New trees and plazas transformed the grounds into much more than a parking lot, and the complex is now the home of the Miami Open tennis tournament. The stadium in the suburb of Miami Gardens also plays host to the college football championship, Miami Hurricanes games, international soccer matches and concerts.
"It's maybe the only place in world where you can see Patrick Mahomes, Serena Williams, Lionel Messi and Jay-Z all in the same venue," said Tom Garfinkel, the Dolphins' president and CEO.
While the stadium looks much different from 10 years ago, when Brees and the Saints beat Manning and the Colts in the title game, the Super Bowl has changed, too.
The activities held in conjunction with the game will spread out to the city's MLB and NBA teams. Opening night will be Monday at Marlins Park, Super Bowl LIVE is a free fan event in downtown Miami's Bayfront Park and a three-night music festival is planned at the Miami Heat's arena. Those events didn't exist a decade ago.
In addition, the Super Bowl Experience will turn the Miami Beach Convention Center into an amusement park.
"There are so many things to do even if you're not in the stadium on game day," O'Reilly said. "The week has evolved a lot since 2010. It has really become a nine-day celebration leading up to the game."
Miami has changed, too. The weather may be hotter and the traffic worse than 10 years ago, but there has also been a revival of downtown and surrounding neighborhoods. There are new museums and condo towers, and huge construction cranes dot the handsome skyline.
"We urbanized our downtown," Barretto said. "Ten years ago you wouldn't see people out after 8 at night. Now at 11 at night, you see them walking their dogs.
"These neighborhoods that were in their infancy 10 years ago now have nightlife. And Miami Beach is still Miami Beach. We're excited about people coming to see all the new things."
Word will spread — the NFL has accredited more than 6,000 media members from about 25 countries. For Miami, Aedo said, the benefits of such attention are incalculable.
"There's always lot of discussion about economic impact, but the amount of coverage around the globe is priceless," he said. "And Miami, more than any other U.S. city, is global."

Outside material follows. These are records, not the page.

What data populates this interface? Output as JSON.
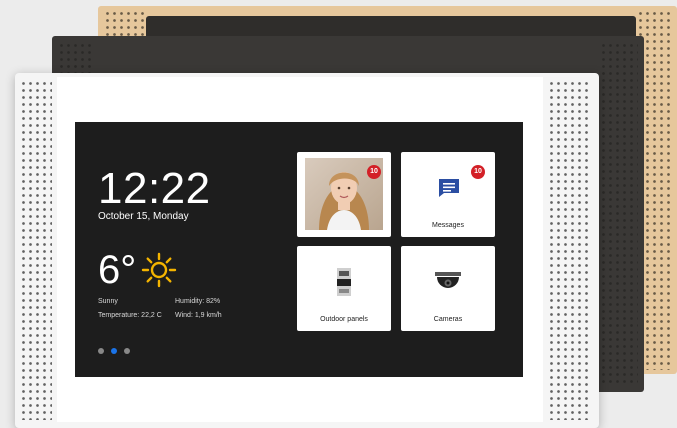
{
  "clock": {
    "time": "12:22",
    "date": "October 15, Monday"
  },
  "weather": {
    "temperature": "6°",
    "condition": "Sunny",
    "humidity": "Humidity: 82%",
    "temperature_detail": "Temperature: 22,2 C",
    "wind": "Wind: 1,9 km/h",
    "icon": "sun-icon"
  },
  "tiles": {
    "video": {
      "badge": "10",
      "icon": "visitor-photo"
    },
    "messages": {
      "label": "Messages",
      "badge": "10",
      "icon": "chat-icon"
    },
    "outdoor": {
      "label": "Outdoor panels",
      "icon": "intercom-panel-icon"
    },
    "cameras": {
      "label": "Cameras",
      "icon": "dome-camera-icon"
    }
  },
  "pager": {
    "count": 3,
    "active_index": 1
  },
  "colors": {
    "accent": "#2b4ea2",
    "badge": "#d32027",
    "screen_bg": "#1d1d1d",
    "active_dot": "#1a73e8"
  }
}
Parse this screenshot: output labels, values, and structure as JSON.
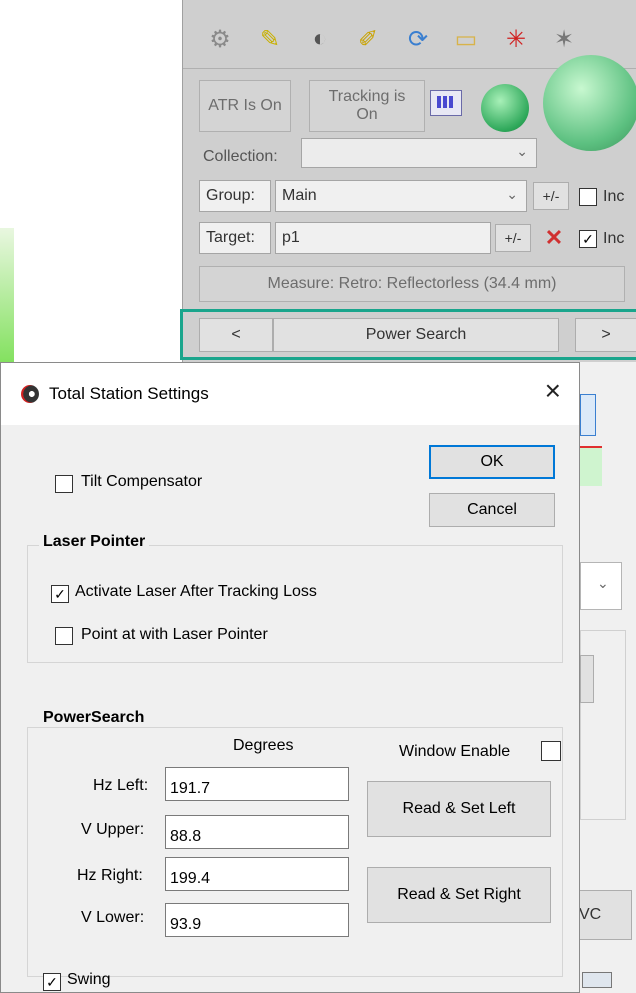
{
  "background_app": {
    "toolbar_icons": [
      "gear-icon",
      "pencil-icon",
      "target-scope-icon",
      "brush-target-icon",
      "refresh-icon",
      "folder-icon",
      "laser-burst-icon",
      "magic-wand-icon"
    ],
    "atr_label": "ATR Is On",
    "tracking_label": "Tracking is On",
    "collection_label": "Collection:",
    "collection_value": "",
    "group_label": "Group:",
    "group_value": "Main",
    "group_plusminus": "+/-",
    "group_check_label": "Inc",
    "target_label": "Target:",
    "target_value": "p1",
    "target_plusminus": "+/-",
    "target_check_label": "Inc",
    "measure_label": "Measure: Retro: Reflectorless (34.4 mm)",
    "nav_prev": "<",
    "power_search": "Power Search",
    "nav_next": ">",
    "partial_vc": "VC",
    "highlight_color": "#1aa58c"
  },
  "dialog": {
    "title": "Total Station Settings",
    "close": "×",
    "ok": "OK",
    "cancel": "Cancel",
    "tilt_compensator": "Tilt Compensator",
    "tilt_checked": false,
    "laser_group": "Laser Pointer",
    "activate_laser": "Activate Laser After Tracking Loss",
    "activate_checked": true,
    "point_at": "Point at with Laser Pointer",
    "point_checked": false,
    "powersearch_group": "PowerSearch",
    "degrees_header": "Degrees",
    "window_enable": "Window Enable",
    "window_enable_checked": false,
    "hz_left_label": "Hz Left:",
    "hz_left": "191.7",
    "v_upper_label": "V Upper:",
    "v_upper": "88.8",
    "hz_right_label": "Hz Right:",
    "hz_right": "199.4",
    "v_lower_label": "V Lower:",
    "v_lower": "93.9",
    "read_set_left": "Read & Set Left",
    "read_set_right": "Read & Set Right",
    "swing": "Swing",
    "swing_checked": true
  }
}
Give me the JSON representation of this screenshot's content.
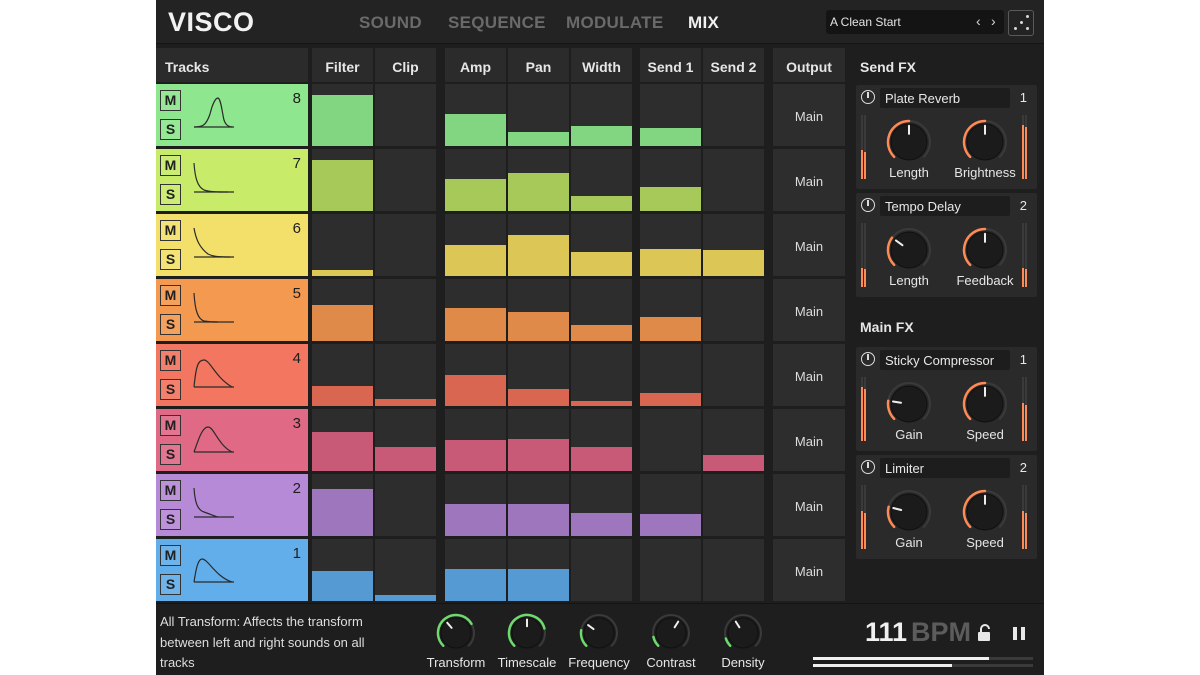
{
  "app": {
    "logo": "VISCO",
    "nav": [
      {
        "label": "SOUND",
        "active": false
      },
      {
        "label": "SEQUENCE",
        "active": false
      },
      {
        "label": "MODULATE",
        "active": false
      },
      {
        "label": "MIX",
        "active": true
      }
    ],
    "preset": {
      "name": "A Clean Start",
      "prev_icon": "chevron-left-icon",
      "next_icon": "chevron-right-icon"
    },
    "dice_icon": "dice-icon"
  },
  "tracks": {
    "title": "Tracks",
    "mute_label": "M",
    "solo_label": "S",
    "rows": [
      {
        "number": "8",
        "color": "#8ee68e"
      },
      {
        "number": "7",
        "color": "#c8ec6a"
      },
      {
        "number": "6",
        "color": "#f2e06a"
      },
      {
        "number": "5",
        "color": "#f49a50"
      },
      {
        "number": "4",
        "color": "#f27660"
      },
      {
        "number": "3",
        "color": "#e06a86"
      },
      {
        "number": "2",
        "color": "#b78ad8"
      },
      {
        "number": "1",
        "color": "#62aeea"
      }
    ]
  },
  "mixer": {
    "columns": [
      "Filter",
      "Clip",
      "Amp",
      "Pan",
      "Width",
      "Send 1",
      "Send 2"
    ],
    "output_header": "Output",
    "output_values": [
      "Main",
      "Main",
      "Main",
      "Main",
      "Main",
      "Main",
      "Main",
      "Main"
    ],
    "fill_colors": [
      "#82d682",
      "#a6c95a",
      "#dcc656",
      "#df8a48",
      "#d96650",
      "#c85a77",
      "#9e76bd",
      "#569ad3"
    ],
    "levels": [
      [
        0.82,
        0,
        0.52,
        0.23,
        0.33,
        0.29,
        0
      ],
      [
        0.82,
        0,
        0.52,
        0.62,
        0.25,
        0.38,
        0
      ],
      [
        0.09,
        0,
        0.5,
        0.66,
        0.39,
        0.43,
        0.42
      ],
      [
        0.58,
        0,
        0.53,
        0.46,
        0.26,
        0.38,
        0
      ],
      [
        0.32,
        0.11,
        0.5,
        0.27,
        0.08,
        0.21,
        0
      ],
      [
        0.63,
        0.38,
        0.5,
        0.51,
        0.38,
        0,
        0.26
      ],
      [
        0.76,
        0,
        0.51,
        0.51,
        0.37,
        0.35,
        0
      ],
      [
        0.48,
        0.1,
        0.52,
        0.52,
        0,
        0,
        0
      ]
    ]
  },
  "send_fx": {
    "title": "Send FX",
    "units": [
      {
        "name": "Plate Reverb",
        "slot": "1",
        "knobs": [
          {
            "label": "Length",
            "value": 0.5
          },
          {
            "label": "Brightness",
            "value": 0.5
          }
        ],
        "meters": [
          0.45,
          0.85
        ]
      },
      {
        "name": "Tempo Delay",
        "slot": "2",
        "knobs": [
          {
            "label": "Length",
            "value": 0.3
          },
          {
            "label": "Feedback",
            "value": 0.5
          }
        ],
        "meters": [
          0.3,
          0.3
        ]
      }
    ]
  },
  "main_fx": {
    "title": "Main FX",
    "units": [
      {
        "name": "Sticky Compressor",
        "slot": "1",
        "knobs": [
          {
            "label": "Gain",
            "value": 0.2
          },
          {
            "label": "Speed",
            "value": 0.5
          }
        ],
        "meters": [
          0.85,
          0.6
        ]
      },
      {
        "name": "Limiter",
        "slot": "2",
        "knobs": [
          {
            "label": "Gain",
            "value": 0.22
          },
          {
            "label": "Speed",
            "value": 0.5
          }
        ],
        "meters": [
          0.6,
          0.6
        ]
      }
    ]
  },
  "bottom": {
    "info": "All Transform: Affects the transform between left and right sounds on all tracks",
    "knobs": [
      {
        "label": "Transform",
        "value": 0.35,
        "ring": 0.72
      },
      {
        "label": "Timescale",
        "value": 0.5,
        "ring": 0.78
      },
      {
        "label": "Frequency",
        "value": 0.3,
        "ring": 0.2
      },
      {
        "label": "Contrast",
        "value": 0.62,
        "ring": 0.12
      },
      {
        "label": "Density",
        "value": 0.38,
        "ring": 0.1
      }
    ],
    "bpm_value": "111",
    "bpm_unit": "BPM",
    "lock_icon": "lock-open-icon",
    "pause_icon": "pause-icon",
    "progress": [
      0.8,
      0.63
    ]
  },
  "colors": {
    "accent_orange": "#ff8a55",
    "accent_green": "#6fd86f",
    "background": "#1e1e1e",
    "cell": "#2d2d2d"
  }
}
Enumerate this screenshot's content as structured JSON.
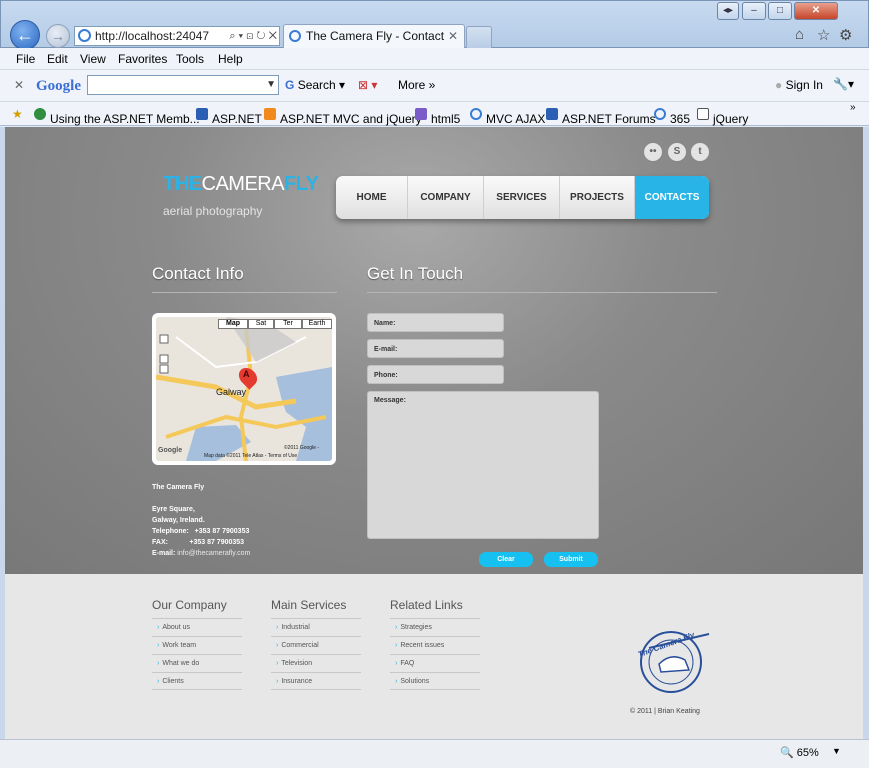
{
  "browser": {
    "address": "http://localhost:24047",
    "tab_title": "The Camera Fly - Contact",
    "menu": [
      "File",
      "Edit",
      "View",
      "Favorites",
      "Tools",
      "Help"
    ],
    "google_label": "Google",
    "search_label": "Search",
    "more_label": "More »",
    "sign_in_label": "Sign In",
    "favorites": [
      "Using the ASP.NET Memb...",
      "ASP.NET",
      "ASP.NET MVC and jQuery",
      "html5",
      "MVC AJAX",
      "ASP.NET Forums",
      "365",
      "jQuery"
    ],
    "zoom": "65%"
  },
  "site": {
    "logo_prefix": "THE",
    "logo_mid": "CAMERA",
    "logo_suffix": "FLY",
    "tagline": "aerial photography",
    "nav": [
      "HOME",
      "COMPANY",
      "SERVICES",
      "PROJECTS",
      "CONTACTS"
    ],
    "active_nav": "CONTACTS"
  },
  "contact": {
    "heading": "Contact Info",
    "map_tabs": [
      "Map",
      "Sat",
      "Ter",
      "Earth"
    ],
    "map_city": "Galway",
    "map_marker": "A",
    "map_credit": "Map data ©2011 Tele Atlas - Terms of Use",
    "map_copyright": "©2011 Google -",
    "company": "The Camera Fly",
    "street": "Eyre Square,",
    "city": "Galway, Ireland.",
    "telephone_label": "Telephone:",
    "telephone": "+353 87 7900353",
    "fax_label": "FAX:",
    "fax": "+353 87 7900353",
    "email_label": "E-mail:",
    "email": "info@thecamerafly.com"
  },
  "form": {
    "heading": "Get In Touch",
    "name_label": "Name:",
    "email_label": "E-mail:",
    "phone_label": "Phone:",
    "message_label": "Message:",
    "clear_label": "Clear",
    "submit_label": "Submit"
  },
  "footer": {
    "cols": [
      {
        "title": "Our Company",
        "items": [
          "About us",
          "Work team",
          "What we do",
          "Clients"
        ]
      },
      {
        "title": "Main Services",
        "items": [
          "Industrial",
          "Commercial",
          "Television",
          "Insurance"
        ]
      },
      {
        "title": "Related Links",
        "items": [
          "Strategies",
          "Recent issues",
          "FAQ",
          "Solutions"
        ]
      }
    ],
    "badge_text": "The Camera Fly",
    "copyright": "© 2011 | Brian Keating"
  },
  "colors": {
    "accent": "#29b4e8",
    "button": "#16c0f0",
    "hero_bg": "#8a8a8a",
    "footer_bg": "#e7e7e7"
  }
}
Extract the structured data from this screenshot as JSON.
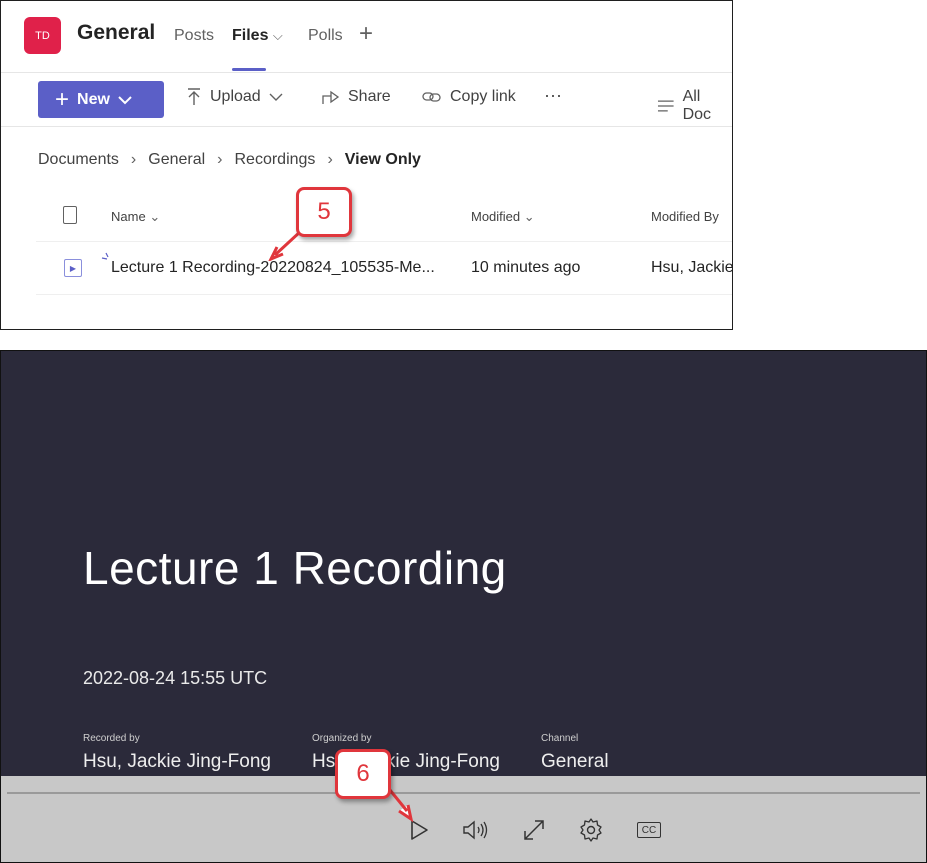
{
  "teams": {
    "avatar_initials": "TD",
    "channel": "General",
    "tabs": [
      {
        "label": "Posts"
      },
      {
        "label": "Files",
        "chevron": "⌵"
      },
      {
        "label": "Polls"
      }
    ],
    "add_tab_icon": "+",
    "toolbar": {
      "new_label": "New",
      "upload_label": "Upload",
      "share_label": "Share",
      "copy_link_label": "Copy link",
      "more_label": "···",
      "all_docs_label": "All Doc"
    },
    "breadcrumb": [
      "Documents",
      "General",
      "Recordings",
      "View Only"
    ],
    "columns": {
      "name": "Name",
      "modified": "Modified",
      "modified_by": "Modified By"
    },
    "file": {
      "name": "Lecture 1 Recording-20220824_105535-Me...",
      "modified": "10 minutes ago",
      "modified_by": "Hsu, Jackie"
    },
    "callout_step": "5"
  },
  "player": {
    "title": "Lecture 1 Recording",
    "datetime": "2022-08-24 15:55 UTC",
    "meta": [
      {
        "label": "Recorded by",
        "value": "Hsu, Jackie Jing-Fong"
      },
      {
        "label": "Organized by",
        "value": "Hsu, Jackie Jing-Fong"
      },
      {
        "label": "Channel",
        "value": "General"
      }
    ],
    "callout_step": "6"
  },
  "colors": {
    "accent": "#5b5fc7",
    "team_avatar": "#e0214a",
    "callout": "#e0363c",
    "player_bg": "#2b2a3a",
    "controls_bg": "#c8c8c8"
  }
}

Miami is also a playground for the wealthy, who will bring their private jets to town and make up much of the crowd on Super Sunday.
"It's corporate America; it's not Joe Football Fan," Barreto said. "There will be hardcore football fans there, but this will be major corporations entertaining their top partners and salespeople. Its like an open checkbook, the money being spent."
Everyone involved in hosting the big game agrees 10 years without a Super Bowl is too long. Garfinkel laughed when asked about Miami's chances of landing the February 2025 title contest, the next one to be awarded by the NFL.
"We'll definitely put our name in the hat when the time comes," Garfinkel said. "We want to put on a good show first."